NCBVI is proud to serve as a member of the Nebraska Individuals with Deaf-Blindness Project, which is an affiliate program of the Helen Keller National Center for Deaf-Blind Youth and Adults. The mission of the Project is to expand and improve services impacting the lives of Nebraskans who are deaf-blind of all ages and their families.

The Project works to enable people who are deaf-blind to live independently in the communities of their choice and achieve their independent living and vocational goals. The project also works to improve the ability of educational, vocational, blindness, and deafness agencies to serve people with both vision and hearing loss.

Services provided by the Project include:

  • Information and referral services
  • Individualized training in blindness and deafness skills, such as Braille, ASL, daily living skills, etc.
  • Advocacy training
  • Assistive technology
  • Technical assistance to school districts
  • Intensive training to ASL interpreters on serving deaf-blind consumers

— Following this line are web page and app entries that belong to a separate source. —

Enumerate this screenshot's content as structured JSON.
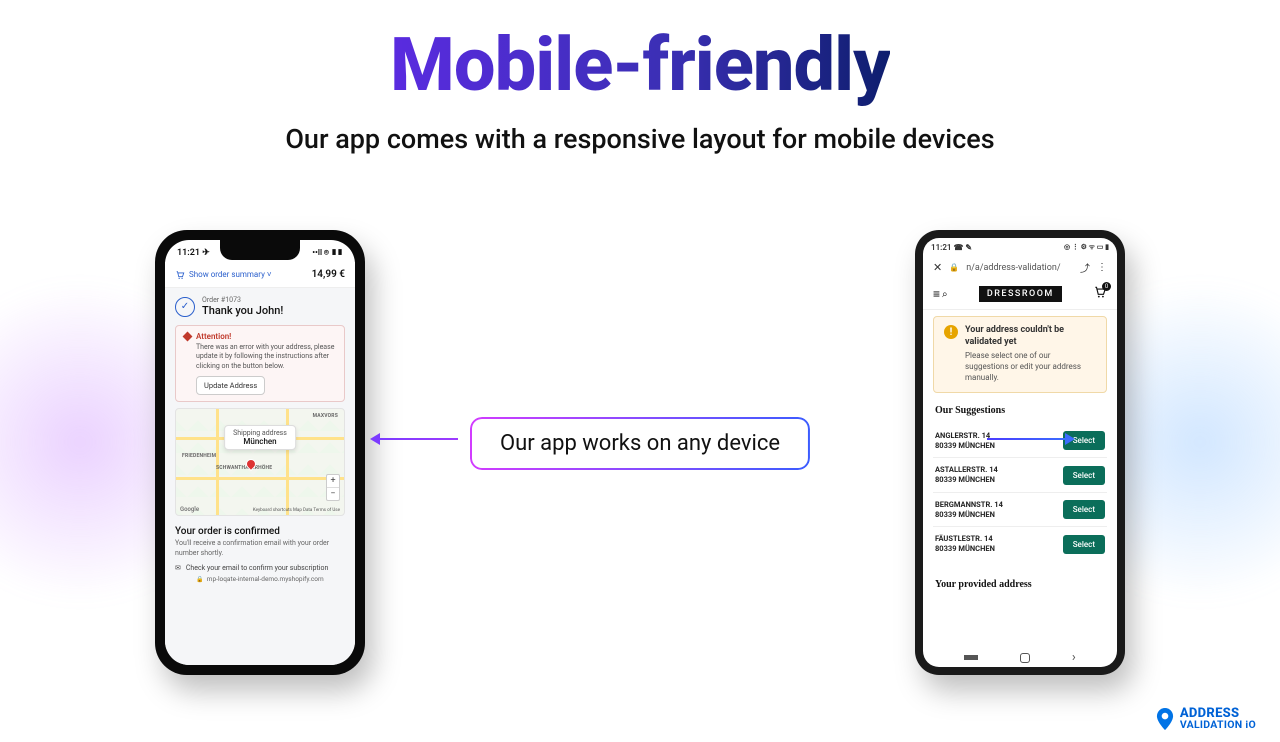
{
  "headline": "Mobile-friendly",
  "subhead": "Our app comes with a responsive layout for mobile devices",
  "callout": "Our app works on any device",
  "iphone": {
    "status_time": "11:21 ✈",
    "status_icons": "••ll ⌾ ▮▮",
    "summary_link": "Show order summary ˅",
    "summary_price": "14,99 €",
    "order_no": "Order #1073",
    "thank": "Thank you John!",
    "alert_title": "Attention!",
    "alert_body": "There was an error with your address, please update it by following the instructions after clicking on the button below.",
    "update_btn": "Update Address",
    "map_bubble_label": "Shipping address",
    "map_bubble_value": "München",
    "map_labels": {
      "a": "MAXVORS",
      "b": "FRIEDENHEIM",
      "c": "SCHWANTHALERHÖHE"
    },
    "map_google": "Google",
    "map_footer": "Keyboard shortcuts    Map Data    Terms of Use",
    "confirm_title": "Your order is confirmed",
    "confirm_body": "You'll receive a confirmation email with your order number shortly.",
    "sub_line": "Check your email to confirm your subscription",
    "sub_icon": "✉",
    "domain": "mp-loqate-internal-demo.myshopify.com"
  },
  "android": {
    "status_time": "11:21 ☎ ✎",
    "url": "n/a/address-validation/",
    "brand": "DRESSROOM",
    "cart_badge": "0",
    "warn_title": "Your address couldn't be validated yet",
    "warn_body": "Please select one of our suggestions or edit your address manually.",
    "suggestions_title": "Our Suggestions",
    "suggestions": [
      {
        "street": "ANGLERSTR. 14",
        "city": "80339 MÜNCHEN"
      },
      {
        "street": "ASTALLERSTR. 14",
        "city": "80339 MÜNCHEN"
      },
      {
        "street": "BERGMANNSTR. 14",
        "city": "80339 MÜNCHEN"
      },
      {
        "street": "FÄUSTLESTR. 14",
        "city": "80339 MÜNCHEN"
      }
    ],
    "select_label": "Select",
    "provided_title": "Your provided address"
  },
  "brand_corner": {
    "line1": "ADDRESS",
    "line2": "VALIDATION iO"
  }
}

Frequently Asked Questions

Who is considered Deaf-Blind?

People who are Deaf-Blind have a combination of both auditory and visual impairments, which present significant challenges in daily living, education, and employment. People who are Deaf-Blind communicate using a wide variety of strategies, including American Sign Language, tactile American Sign Language, fingerspelling, hearing aids, Braille, and electronic devices. People who are Deaf-Blind often live independently, have jobs, raise children, and live full and productive lives.

How can I contact and use the Nebraska Relay Service (NRS)?

The Nebraska Relay Service allows deaf and hard of hearing people who use a TTY to communicate with hearing telephone users. The NRS communication assistant (CA) or operator relays the information between the two parties. The CA will say what the TTY caller types and types what the hearing caller says. All states now offer statewide telephone relay services. In Nebraska, TTY callers may dial 1-800-833-7352 (TTY) or hearing callers may dial 1-800-833-0920 (VOICE).

VCO – Voice Carry Over.

When making a NRS call a person with a hearing loss and understandable speech may request VCO, allowing him/her to speak directly to the hearing caller. The person with a hearing loss then reads the hearing person’s responses on his/her TTY. 

HCO – Hearing Carry Over.

When making a NRS call, a speech-disabled person who can listen may request HCO, allowing him/her to listen directly to the hearing caller. The speech disabled person answers by typing his/her response.

How can I go about getting an interpreter?

What do I need to be aware of when getting an interpreter?
What is the going rate for interpreters pay?

The Nebraska Commission for the Deaf and Hard of Hearing (NCDHH) offers a statewide sign language interpreter referral service. The Commission maintains a list of qualified sign language interpreters. They are responsible for taking interpreter requests and referring interpreting assignments to private practice interpreters. They are also available to answer questions you may have related to interpreting services.

Interpreters in private practice set their own fees, hours, and schedules. NCDHH works closely with area interpreters to become familiar with their fee scale, but they do not determine the fees that they charge. NCDHH recommends contacting the interpreter who accepted the assignment to discuss fees prior to the assignment.


Helen Keller National Center for DeafBlind Youths and Adults (HKNC)
American Association of the Deaf Blind
National Deaf-Blind Equipment Distribution Program